1812, wearing medieval dress ofa mail coat, mail coifunderneath his helmet, and plate armour on the forearms. The short-sleeved coat shown in this print is red with silver lace edging, and the trousers dark blue. without mercy, and (with disorderly bands of peasants) were responsible for most of the atrocities of the campaign. Even Kutuzov stood in awe of some of them, such as the partisan leader Capt. Figner: 'An unusual man. I have never before seen such a noble spirit. He is fanatica11y brave and patriotic, and God knows what he would not undertake' .
Their uniform included facingcoloured wings and regimental lace (usually white with interwoven facing-coloured line), though variations in the arrangement of this lace are recorded; on rare occasions the loops on the breast are omitted, though this may be in error. Trumpeters never wore the cuirass, a traditional practice representing their original non-combatant role. Trumpet-majors wore this uniform with lhe usual CO distinctions. Prior to 1811, cavalry regi men t possessed kettled ru m mers, bu l lJl December of that year they were discontinued for all except the Lifeguard heavy cavalry.
George', but are also suggested for other Russian campaign dress throughout the period was units, although these may have been unlikely.
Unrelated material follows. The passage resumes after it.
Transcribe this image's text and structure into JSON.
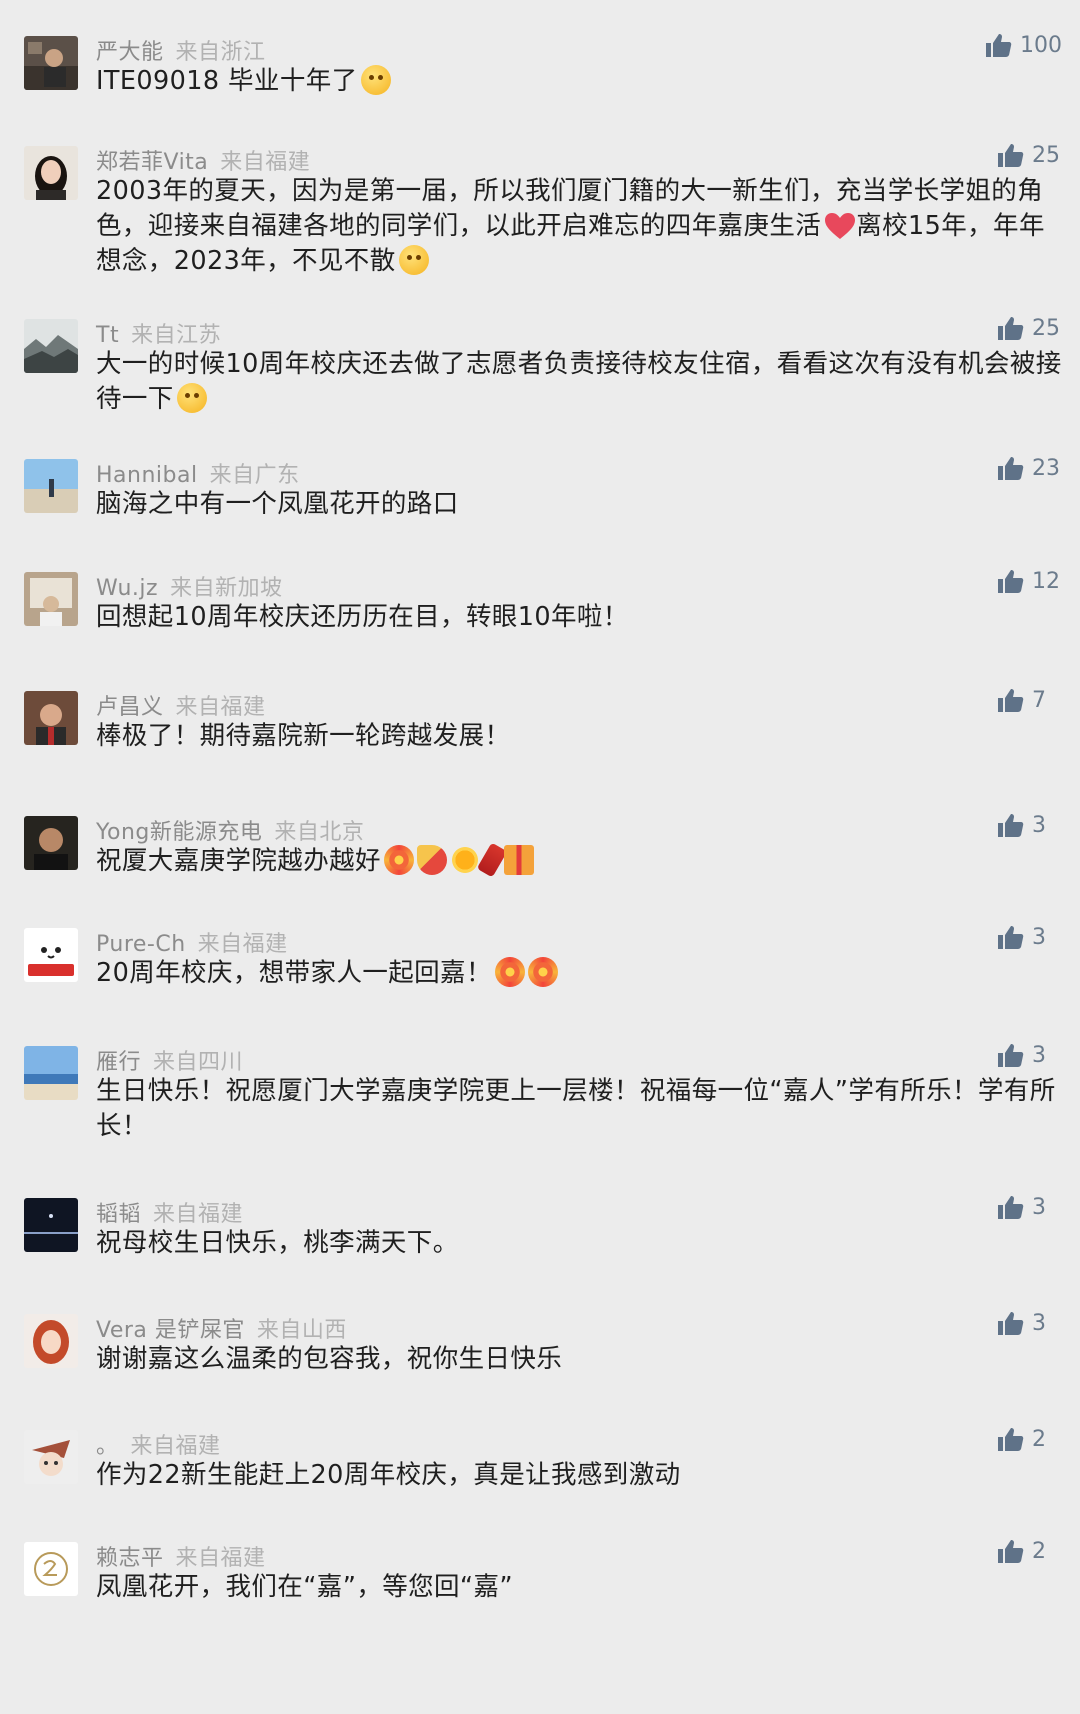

D /: Trooper, Kinbum Dragoons, campaign dress, 1813 Shown here are the later alterations to dragoon uniform: the helmet with upright horsehair crest. the jackel and shabraque of the darker green in trod uced in 1807, the former wi th a lower, closed collar. The trooper illustrated has no carbine bel t. the mu ket having been withdrawn for a short time (though rifled carbines were retained by flankers.